This post contains affiliate links.
Good morning! How was your week, I hope it was great. Do you have any plans for the weekend? My sister and brother-in-law arrived yesterday to spend the weekend with us and we are headed off on an adventure today with my mother-in-law. Whatever your plans I hope that you have a wonderful weekend.
|Bake Pumpkin Donuts|
I have never made pumpkin donuts but this Baked Pumpkin Donut Recipe from Baker by Nature.
At forty, May Attaway is more at home with plants than people. Over the years, she’s turned inward, finding pleasure in language, her work as a gardener, and keeping her neighbors at arm’s length while keenly observing them. But when she is unexpectedly granted some leave from her job, May is inspired to reconnect with four once close friends. She knows they will never have a proper reunion, so she goes, one-by-one, to each of them. A student of the classics, May considers her journey a female Odyssey. What might the world have had if, instead of waiting, Penelope had set out on an adventure of her own?
RULES FOR VISITING is a woman’s exploration of friendship in the digital age. Deeply alert to the nobility and the ridiculousness of ordinary people, May savors the pleasures along the way—afternoon ice cream with a long-lost friend, surprise postcards from an unexpected crush, and a moving encounter with ancient beauty. Though she gets a taste of viral online fame, May chooses to bypass her friends’ perfectly cultivated online lives to instead meet them in their messy analog ones.
Ultimately, May learns that a best friend is someone who knows your story—and she inspires us all to master the art of visiting.
Table Comes First by Adam Gopnik
Never before have we cared so much about food. It preoccupies our popular culture, our fantasies, and even our moralizing—“You still eat meat?” With our top chefs as deities and finest restaurants as places of pilgrimage, we have made food the stuff of secular seeking and transcendence, finding heaven in a mouthful. But have we come any closer to discovering the true meaning of food in our lives?
With inimitable charm and learning, Adam Gopnik takes us on a beguiling journey in search of that meaning as he charts America’s recent and rapid evolution from commendably aware eaters to manic, compulsive gastronomes. It is a journey that begins in eighteenth-century France—the birthplace of our modern tastes (and, by no coincidence, of the restaurant)—and carries us to the kitchens of the White House, the molecular meccas of Barcelona, and beyond. To understand why so many of us apparently live to eat, Gopnik delves into the most burning questions of our time, including: Should a Manhattanite bother to find chicken killed in the Bronx? Is a great vintage really any better than a good bottle of wine? And: Why does dessert matter so much?
Throughout, he reminds us of a time-honored truth often lost amid our newfound gastronomic pieties and certitudes: What goes on the table has never mattered as much to our lives as what goes on around the table—the scene of families, friends, lovers coming together, or breaking apart; conversation across the simplest or grandest board. This, ultimately, is who we are.

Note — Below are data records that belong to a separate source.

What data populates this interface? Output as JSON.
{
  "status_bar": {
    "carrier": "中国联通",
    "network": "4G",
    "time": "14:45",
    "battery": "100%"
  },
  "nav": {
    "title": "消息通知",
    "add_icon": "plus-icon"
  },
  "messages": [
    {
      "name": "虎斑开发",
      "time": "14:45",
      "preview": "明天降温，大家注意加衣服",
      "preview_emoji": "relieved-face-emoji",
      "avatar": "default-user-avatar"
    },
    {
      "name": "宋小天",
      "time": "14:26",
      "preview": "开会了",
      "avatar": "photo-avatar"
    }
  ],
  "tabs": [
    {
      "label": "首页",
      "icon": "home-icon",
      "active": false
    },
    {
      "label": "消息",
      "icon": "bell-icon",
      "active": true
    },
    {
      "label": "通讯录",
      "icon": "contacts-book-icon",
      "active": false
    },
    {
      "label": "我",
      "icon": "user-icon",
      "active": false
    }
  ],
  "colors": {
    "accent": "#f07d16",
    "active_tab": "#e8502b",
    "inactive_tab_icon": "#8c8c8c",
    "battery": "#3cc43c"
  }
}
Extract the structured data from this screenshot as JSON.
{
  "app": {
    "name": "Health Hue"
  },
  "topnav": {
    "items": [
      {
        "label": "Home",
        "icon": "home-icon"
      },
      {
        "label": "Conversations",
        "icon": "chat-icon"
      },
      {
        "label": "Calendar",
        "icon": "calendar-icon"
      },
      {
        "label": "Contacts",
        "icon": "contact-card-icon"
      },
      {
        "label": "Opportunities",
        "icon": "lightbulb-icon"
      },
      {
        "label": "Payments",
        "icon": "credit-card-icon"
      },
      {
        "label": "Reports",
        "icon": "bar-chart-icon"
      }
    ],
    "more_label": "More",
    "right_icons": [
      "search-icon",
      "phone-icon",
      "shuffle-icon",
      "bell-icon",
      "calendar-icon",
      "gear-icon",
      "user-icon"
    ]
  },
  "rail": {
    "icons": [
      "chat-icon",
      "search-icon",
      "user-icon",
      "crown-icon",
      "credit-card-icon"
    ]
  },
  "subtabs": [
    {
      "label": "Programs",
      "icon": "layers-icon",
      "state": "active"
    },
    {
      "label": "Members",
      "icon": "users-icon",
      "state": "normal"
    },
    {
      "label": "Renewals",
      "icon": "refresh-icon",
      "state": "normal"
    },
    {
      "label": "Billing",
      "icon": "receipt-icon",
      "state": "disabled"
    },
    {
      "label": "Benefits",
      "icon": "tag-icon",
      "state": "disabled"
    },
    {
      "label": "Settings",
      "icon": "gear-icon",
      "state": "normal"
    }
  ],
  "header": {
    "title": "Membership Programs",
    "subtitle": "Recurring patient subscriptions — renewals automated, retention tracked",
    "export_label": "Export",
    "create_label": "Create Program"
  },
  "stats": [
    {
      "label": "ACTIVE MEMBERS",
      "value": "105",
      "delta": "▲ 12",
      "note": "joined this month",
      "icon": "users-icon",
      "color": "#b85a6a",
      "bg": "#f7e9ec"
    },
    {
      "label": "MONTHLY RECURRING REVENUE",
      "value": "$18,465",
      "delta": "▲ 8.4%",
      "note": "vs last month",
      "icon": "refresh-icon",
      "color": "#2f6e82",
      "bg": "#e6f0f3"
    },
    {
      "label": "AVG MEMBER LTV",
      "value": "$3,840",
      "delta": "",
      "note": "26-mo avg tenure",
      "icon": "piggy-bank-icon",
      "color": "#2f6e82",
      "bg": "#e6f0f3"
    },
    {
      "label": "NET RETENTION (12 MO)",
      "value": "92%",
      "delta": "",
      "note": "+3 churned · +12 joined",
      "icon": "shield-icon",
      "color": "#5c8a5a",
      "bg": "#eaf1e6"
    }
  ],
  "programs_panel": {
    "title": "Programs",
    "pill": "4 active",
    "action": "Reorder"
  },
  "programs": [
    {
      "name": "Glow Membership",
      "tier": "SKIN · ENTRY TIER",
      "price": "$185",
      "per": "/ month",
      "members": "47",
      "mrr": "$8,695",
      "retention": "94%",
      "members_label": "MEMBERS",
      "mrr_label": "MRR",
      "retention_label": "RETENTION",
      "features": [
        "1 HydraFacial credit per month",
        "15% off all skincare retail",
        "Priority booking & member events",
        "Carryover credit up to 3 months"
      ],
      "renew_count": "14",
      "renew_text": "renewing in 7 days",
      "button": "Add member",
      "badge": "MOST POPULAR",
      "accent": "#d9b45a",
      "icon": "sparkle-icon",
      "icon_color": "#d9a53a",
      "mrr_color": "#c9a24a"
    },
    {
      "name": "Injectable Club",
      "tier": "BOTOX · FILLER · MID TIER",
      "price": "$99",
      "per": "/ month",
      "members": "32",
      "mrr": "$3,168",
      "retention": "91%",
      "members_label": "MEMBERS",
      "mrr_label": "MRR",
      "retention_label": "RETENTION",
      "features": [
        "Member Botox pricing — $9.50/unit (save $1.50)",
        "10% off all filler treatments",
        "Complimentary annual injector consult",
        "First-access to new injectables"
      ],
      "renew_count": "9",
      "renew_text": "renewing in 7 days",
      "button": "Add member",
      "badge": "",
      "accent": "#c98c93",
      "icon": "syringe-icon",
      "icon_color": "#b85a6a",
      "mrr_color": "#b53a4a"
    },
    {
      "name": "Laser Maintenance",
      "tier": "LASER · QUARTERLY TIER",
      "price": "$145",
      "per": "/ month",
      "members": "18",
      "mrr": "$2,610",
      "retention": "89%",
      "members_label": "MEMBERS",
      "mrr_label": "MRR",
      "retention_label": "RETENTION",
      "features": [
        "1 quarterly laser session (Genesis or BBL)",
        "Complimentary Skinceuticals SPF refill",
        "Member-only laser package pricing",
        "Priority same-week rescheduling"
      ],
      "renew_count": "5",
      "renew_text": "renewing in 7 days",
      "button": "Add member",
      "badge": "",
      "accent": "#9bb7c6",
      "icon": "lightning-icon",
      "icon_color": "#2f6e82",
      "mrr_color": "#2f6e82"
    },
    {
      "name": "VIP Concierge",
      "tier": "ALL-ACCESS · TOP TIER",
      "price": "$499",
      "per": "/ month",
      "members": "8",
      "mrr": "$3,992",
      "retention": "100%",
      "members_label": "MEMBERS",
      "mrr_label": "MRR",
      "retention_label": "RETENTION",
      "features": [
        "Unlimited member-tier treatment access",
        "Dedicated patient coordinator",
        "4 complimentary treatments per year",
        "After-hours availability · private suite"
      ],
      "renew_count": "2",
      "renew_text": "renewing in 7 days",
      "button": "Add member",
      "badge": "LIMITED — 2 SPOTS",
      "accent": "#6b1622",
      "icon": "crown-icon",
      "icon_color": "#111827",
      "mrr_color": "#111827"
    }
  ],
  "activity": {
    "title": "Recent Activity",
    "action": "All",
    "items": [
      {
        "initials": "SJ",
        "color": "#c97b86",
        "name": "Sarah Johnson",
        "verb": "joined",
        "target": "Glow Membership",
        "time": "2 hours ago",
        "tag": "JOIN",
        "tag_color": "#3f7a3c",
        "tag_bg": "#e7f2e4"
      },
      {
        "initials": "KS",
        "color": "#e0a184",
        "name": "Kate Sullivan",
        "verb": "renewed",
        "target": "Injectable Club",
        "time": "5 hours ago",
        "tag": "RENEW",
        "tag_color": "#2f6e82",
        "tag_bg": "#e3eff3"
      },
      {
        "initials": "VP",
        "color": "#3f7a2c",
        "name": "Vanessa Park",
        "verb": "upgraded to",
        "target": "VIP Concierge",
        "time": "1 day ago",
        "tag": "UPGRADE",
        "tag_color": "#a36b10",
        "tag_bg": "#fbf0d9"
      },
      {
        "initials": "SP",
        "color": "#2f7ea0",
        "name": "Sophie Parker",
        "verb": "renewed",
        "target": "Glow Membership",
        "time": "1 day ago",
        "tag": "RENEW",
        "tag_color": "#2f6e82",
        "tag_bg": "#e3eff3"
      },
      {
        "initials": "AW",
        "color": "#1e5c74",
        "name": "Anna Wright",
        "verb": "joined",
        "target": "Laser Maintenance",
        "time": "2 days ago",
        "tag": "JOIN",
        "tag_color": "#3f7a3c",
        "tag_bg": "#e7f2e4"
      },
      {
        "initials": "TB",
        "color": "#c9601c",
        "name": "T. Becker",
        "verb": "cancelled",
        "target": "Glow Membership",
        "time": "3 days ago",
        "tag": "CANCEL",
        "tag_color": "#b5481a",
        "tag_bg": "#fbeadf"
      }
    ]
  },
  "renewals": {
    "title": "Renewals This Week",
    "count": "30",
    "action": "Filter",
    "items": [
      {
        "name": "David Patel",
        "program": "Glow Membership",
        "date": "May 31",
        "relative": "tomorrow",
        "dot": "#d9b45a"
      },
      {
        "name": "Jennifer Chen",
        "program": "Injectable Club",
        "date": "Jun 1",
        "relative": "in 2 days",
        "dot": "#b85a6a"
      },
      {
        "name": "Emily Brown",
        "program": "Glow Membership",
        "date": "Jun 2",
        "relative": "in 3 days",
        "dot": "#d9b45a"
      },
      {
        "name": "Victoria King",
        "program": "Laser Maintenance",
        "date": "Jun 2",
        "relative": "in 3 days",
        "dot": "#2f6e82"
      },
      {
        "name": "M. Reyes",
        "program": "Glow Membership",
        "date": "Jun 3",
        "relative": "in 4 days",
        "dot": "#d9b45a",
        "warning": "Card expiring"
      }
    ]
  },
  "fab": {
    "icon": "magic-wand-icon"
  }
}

Following in the footsteps of Jean Anthelme Brillat-Savarin, Adam Gopnik gently satirizes the entire human comedy of the comestible as he surveys the wide world of taste that we have lately made our home. The Table Comes First is the delightful beginning of a new conversation about the way we eat now.
The Official Downton Abbey Cookbook presents over 100 recipes that showcase the cookery and customs of the Crawley household—from upstairs dinner party centerpieces to downstairs puddings and pies—and bring an authentic slice of Downton Abbey to modern kitchens and Downton fans.
Whether adapted from original recipes of the period, replicated as seen or alluded to on screen, or typical of the time, all the recipes reflect the influences found on the Downton Abbey tables. Food historian Annie Gray gives a rich and fascinating insight into the background of the dishes that were popular between 1912 and 1926, when Downton Abbey is set —a period of tremendous change and conflict, as well as culinary development.
With a foreword by Gareth Neame, executive producer and co-creator of Downton Abbey, and featuring over 100 stunning color photographs, The Downton Abbey Cookbook also includes a special section on hosting Downton-themed dinner parties and presents stills from across the TV series as well as the latest film. Notes on the etiquette and customs of the times, quotes from the characters, and descriptions of the scenes in which the foods appear provide vivid context for the dishes.
The recipes are grouped by occasion, which include breakfast; luncheons and suppers; afternoon tea and garden parties; picnics, shoots and race meets; festivities; upstairs dinner; downstairs dinner; downstairs supper and tea; and the still room.
That’s it for this week. I hope that you found something you enjoyed, as always I hope that you share your favorite recipes, books, and more with us.
Have a great day.